Provided material ::
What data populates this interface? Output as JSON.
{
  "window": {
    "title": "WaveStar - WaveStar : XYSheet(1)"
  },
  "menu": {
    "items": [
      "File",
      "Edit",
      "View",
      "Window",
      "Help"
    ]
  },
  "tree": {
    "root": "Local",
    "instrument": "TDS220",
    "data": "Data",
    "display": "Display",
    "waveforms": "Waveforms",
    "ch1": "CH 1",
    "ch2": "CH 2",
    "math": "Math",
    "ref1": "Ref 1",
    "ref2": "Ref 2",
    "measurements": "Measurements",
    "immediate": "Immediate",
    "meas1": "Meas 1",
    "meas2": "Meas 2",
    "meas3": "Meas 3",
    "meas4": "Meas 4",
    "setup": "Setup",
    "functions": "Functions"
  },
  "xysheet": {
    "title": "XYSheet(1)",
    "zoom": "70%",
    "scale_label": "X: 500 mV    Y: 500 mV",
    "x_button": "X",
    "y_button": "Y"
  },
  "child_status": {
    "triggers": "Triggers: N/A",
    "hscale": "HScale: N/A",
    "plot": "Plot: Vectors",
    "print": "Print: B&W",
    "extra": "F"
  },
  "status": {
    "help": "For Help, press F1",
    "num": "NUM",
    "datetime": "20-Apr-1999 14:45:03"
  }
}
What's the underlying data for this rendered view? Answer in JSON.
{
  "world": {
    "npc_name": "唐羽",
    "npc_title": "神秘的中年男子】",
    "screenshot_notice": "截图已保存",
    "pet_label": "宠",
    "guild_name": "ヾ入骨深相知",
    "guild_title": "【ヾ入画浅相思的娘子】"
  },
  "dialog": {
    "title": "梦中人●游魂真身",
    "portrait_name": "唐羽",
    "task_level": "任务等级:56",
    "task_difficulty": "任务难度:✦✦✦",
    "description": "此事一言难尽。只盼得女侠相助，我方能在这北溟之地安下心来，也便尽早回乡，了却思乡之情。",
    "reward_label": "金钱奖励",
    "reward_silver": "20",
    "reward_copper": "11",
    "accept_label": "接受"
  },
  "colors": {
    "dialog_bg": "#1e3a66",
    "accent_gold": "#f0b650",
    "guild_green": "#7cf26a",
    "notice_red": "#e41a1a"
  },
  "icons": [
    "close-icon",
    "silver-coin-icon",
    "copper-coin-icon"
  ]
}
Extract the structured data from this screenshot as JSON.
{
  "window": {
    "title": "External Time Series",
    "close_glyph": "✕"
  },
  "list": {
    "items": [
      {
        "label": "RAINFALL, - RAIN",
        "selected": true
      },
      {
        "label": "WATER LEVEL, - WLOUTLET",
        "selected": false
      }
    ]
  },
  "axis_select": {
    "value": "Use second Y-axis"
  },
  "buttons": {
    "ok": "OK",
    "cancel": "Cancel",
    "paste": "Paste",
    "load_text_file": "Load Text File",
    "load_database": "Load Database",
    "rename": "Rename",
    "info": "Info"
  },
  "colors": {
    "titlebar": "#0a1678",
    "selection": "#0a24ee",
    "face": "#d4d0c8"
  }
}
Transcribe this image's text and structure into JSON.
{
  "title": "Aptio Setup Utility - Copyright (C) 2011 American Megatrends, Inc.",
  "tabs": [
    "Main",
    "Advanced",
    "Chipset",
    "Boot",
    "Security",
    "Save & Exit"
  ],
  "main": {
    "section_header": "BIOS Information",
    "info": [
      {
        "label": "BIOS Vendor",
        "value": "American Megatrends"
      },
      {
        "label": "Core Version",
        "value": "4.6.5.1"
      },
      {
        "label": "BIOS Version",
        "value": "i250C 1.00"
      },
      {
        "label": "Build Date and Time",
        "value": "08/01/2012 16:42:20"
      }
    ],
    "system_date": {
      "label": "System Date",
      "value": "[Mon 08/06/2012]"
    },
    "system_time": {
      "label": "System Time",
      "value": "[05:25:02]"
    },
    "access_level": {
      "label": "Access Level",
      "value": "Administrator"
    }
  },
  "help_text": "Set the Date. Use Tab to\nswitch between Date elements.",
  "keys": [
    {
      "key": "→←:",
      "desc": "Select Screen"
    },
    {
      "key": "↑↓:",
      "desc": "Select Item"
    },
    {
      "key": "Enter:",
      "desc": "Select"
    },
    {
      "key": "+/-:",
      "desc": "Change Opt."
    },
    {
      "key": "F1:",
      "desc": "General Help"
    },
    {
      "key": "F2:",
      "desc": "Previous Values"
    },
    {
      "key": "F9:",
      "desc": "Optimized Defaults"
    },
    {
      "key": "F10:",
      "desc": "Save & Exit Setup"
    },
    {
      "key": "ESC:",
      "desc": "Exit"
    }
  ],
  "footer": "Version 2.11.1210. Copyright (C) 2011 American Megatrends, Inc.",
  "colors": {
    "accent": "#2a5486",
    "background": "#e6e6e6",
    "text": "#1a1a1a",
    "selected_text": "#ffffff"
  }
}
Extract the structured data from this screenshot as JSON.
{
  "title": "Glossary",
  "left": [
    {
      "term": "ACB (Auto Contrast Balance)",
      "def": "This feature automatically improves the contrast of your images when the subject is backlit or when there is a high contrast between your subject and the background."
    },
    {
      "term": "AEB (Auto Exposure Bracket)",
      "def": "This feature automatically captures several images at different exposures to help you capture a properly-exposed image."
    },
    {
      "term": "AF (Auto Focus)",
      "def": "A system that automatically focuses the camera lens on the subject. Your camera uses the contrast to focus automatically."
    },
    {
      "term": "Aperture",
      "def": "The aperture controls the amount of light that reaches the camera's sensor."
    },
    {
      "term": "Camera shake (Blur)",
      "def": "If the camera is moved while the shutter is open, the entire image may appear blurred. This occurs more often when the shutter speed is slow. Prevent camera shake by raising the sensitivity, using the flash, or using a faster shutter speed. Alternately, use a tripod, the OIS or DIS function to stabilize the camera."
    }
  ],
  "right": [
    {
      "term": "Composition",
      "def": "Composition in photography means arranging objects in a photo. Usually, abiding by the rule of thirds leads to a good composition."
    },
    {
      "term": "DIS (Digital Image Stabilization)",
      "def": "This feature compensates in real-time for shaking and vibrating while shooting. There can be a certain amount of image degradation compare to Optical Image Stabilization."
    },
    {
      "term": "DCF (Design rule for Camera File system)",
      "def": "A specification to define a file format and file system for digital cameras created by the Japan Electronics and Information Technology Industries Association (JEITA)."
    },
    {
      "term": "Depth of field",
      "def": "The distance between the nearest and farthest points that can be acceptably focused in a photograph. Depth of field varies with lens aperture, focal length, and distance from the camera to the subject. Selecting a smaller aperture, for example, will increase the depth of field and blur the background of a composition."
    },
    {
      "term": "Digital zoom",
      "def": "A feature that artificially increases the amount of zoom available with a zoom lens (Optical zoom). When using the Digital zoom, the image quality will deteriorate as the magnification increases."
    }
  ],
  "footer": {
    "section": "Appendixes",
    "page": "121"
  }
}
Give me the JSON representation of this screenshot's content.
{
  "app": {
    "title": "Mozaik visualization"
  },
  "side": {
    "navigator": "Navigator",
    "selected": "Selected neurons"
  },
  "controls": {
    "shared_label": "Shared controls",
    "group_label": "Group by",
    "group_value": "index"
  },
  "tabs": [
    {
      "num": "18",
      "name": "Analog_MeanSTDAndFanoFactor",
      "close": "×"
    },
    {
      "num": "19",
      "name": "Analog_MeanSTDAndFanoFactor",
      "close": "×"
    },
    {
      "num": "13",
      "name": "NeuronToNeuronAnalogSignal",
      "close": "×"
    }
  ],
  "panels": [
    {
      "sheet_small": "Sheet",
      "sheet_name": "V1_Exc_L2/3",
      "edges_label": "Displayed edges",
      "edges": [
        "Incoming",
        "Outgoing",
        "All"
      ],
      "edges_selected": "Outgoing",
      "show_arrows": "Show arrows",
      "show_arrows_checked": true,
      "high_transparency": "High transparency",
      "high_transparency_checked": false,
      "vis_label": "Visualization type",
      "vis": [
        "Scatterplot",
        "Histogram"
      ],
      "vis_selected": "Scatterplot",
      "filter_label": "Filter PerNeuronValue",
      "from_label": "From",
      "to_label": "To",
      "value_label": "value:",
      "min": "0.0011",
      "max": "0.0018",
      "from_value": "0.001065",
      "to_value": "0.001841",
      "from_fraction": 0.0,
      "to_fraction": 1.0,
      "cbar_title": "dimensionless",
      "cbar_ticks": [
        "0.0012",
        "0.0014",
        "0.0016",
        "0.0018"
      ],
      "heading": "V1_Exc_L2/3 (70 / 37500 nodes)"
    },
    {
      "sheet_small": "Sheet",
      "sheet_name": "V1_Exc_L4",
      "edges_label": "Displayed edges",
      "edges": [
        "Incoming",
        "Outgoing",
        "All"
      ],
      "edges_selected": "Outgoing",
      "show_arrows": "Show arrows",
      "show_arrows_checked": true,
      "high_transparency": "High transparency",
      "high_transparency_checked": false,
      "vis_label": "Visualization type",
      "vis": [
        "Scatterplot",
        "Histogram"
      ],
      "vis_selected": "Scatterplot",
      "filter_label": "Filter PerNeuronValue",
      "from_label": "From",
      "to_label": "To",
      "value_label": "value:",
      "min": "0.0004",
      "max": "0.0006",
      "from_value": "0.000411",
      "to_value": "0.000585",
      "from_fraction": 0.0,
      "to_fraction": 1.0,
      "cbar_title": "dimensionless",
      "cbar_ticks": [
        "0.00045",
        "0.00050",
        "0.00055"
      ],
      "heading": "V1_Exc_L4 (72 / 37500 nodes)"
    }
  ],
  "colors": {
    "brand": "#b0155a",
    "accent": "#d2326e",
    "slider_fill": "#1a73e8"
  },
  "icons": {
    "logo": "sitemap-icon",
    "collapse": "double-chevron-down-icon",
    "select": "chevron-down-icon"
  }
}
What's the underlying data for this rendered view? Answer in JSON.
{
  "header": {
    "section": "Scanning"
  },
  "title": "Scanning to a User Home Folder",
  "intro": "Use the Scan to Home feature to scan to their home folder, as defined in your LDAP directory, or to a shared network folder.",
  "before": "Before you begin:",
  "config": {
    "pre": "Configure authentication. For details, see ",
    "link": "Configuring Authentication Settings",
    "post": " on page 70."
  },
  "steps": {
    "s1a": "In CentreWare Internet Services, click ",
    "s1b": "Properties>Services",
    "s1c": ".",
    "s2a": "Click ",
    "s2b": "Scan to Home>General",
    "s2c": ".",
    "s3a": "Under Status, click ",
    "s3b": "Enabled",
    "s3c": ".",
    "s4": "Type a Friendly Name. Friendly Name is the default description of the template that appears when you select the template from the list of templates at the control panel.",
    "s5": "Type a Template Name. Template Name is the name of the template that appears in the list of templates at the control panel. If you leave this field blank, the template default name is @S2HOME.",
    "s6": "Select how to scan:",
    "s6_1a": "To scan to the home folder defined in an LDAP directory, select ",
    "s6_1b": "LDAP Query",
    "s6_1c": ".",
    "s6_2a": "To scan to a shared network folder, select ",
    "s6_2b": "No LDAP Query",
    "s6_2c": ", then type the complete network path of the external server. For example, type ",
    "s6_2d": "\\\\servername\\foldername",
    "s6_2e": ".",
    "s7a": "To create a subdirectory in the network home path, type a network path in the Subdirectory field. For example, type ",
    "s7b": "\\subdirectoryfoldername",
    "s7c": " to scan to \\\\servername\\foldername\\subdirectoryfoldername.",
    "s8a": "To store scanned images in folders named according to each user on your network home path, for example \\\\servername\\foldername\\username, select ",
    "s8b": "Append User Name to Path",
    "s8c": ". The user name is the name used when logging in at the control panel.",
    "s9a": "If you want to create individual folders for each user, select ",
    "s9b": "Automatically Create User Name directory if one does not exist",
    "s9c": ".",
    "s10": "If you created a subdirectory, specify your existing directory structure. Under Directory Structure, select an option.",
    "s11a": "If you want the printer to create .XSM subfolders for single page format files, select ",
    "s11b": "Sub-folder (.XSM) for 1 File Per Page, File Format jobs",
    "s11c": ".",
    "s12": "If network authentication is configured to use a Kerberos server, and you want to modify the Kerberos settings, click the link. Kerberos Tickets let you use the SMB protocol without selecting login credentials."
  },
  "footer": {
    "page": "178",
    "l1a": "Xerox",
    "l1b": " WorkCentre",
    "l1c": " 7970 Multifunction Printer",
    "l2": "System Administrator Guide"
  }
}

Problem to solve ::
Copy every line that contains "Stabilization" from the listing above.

Output for this exercise ::
      "term": "DIS (Digital Image Stabilization)",
      "def": "This feature compensates in real-time for shaking and vibrating while shooting. There can be a certain amount of image degradation compare to Optical Image Stabilization."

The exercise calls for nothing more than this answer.